Curiosity is common in Scripture. The early followers of Jesus were a curious bunch. Great crowds of people followed Jesus to hear him teach and be healed. The early church generated a lot of curiosity as it spread throughout the known world. It often caused problems among the establishment. Often, the curious, faithful farmer attracts unwanted attention too. How we handle the attention is where the truly faithful farmer is different. We don’t innovate just to get an advantage over the competition. The faithfully curious farmer remains humble as he or she innovates because we are called to feed the world with less land and more regulations than at any time in history, all at a cost to consumers that is affordable.
The faithfully curious farmer is always asking, “How can we improve how we farm?” The faithful farmer realizes that we never arrive, yet we must always be curious so we can fulfill our calling as those who feed the world. If there is one thing I have learned in my short 40 plus years in agriculture, it is that methods and processes change in how we do agriculture and a faithful reformed curiosity fuels needed innovation.
“The faithful farmer realizes that we never arrive, yet we must always be curious so we can fulfill our calling as those who feed the world.”
For the faithful farmer that cares and has a reformed curiosity, we teach there is one more essential trait they must possess; they will always need to have a contingency mindset. No farmer operates without risk. Accepting risk requires faith. Famers understand faith in ways that most society cannot grasp. God’s promise in Genesis 8:22, “While the earth remains, seedtime and harvest, cold and heat, summer and winter, day and night, shall not cease” is a promise every faithful farmer knows very well. The faithful farmer believes God’s Word and it is counted to them as righteousness.
The faithful farmer has a contingency plan based on the promises of God, not just on their circumstances. I farmed through the farm crisis of the 1980s along with three major drought years, government policy changes, price and market fluctuations, variable weather and weather disasters, family drama and tragedies, insects and diseases, the list goes on and on. These are all the realities of being a farmer in agriculture today. We teach these things at Dordt University. We give students tools and processes to mitigate the negative impact of these environmental elements nearly all farmers experience in their careers. Yet no farmer is completely immune from these and other areas of risk. What makes us different at Dordt University?

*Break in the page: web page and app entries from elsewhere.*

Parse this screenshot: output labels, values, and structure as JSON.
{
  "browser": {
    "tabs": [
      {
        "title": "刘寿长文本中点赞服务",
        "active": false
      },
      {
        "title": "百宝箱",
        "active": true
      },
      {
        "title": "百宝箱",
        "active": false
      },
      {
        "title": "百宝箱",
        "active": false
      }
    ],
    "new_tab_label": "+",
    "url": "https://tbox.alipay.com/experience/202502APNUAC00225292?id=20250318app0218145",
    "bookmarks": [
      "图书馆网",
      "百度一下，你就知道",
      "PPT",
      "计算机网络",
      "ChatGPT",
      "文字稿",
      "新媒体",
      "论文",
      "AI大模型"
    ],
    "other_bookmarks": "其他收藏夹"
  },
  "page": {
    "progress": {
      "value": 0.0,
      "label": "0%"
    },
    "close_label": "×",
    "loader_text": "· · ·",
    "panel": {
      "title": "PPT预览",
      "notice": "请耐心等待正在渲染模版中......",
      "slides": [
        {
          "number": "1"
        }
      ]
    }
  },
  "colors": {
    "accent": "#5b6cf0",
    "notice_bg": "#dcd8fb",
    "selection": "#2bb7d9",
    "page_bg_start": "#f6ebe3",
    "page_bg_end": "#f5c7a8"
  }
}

We reinforce the need to trust God above all else. James 5:7 tells us, “Be patient, therefore, brother, until the coming of the Lord. See how the farmer waits for the precious fruit of the earth, being patient about it, until it receives the early and the late rains.” James 4:15 tells us to plan but know that it is the Lord who ultimately determines the outcome. “If the Lord wills, we will live and do this or that.” The faithful farmer has his or her contingency plans rooted in the promises of God. We plan—we even have multiple plans—but more than anything the faithful farmer has their plans rooted in the promises of God.
We not only need faithful farmers, but also need to be faithful in our chosen vocations as a means of loving God and serving our neighbors. Care, curiosity, and contingency are essential traits in all our lives. What is distinctively different from a generic worldly basis of these traits is the foundation for them. In the faithful person, these traits are based on God’s Word and the promises in them. May God find us faithful!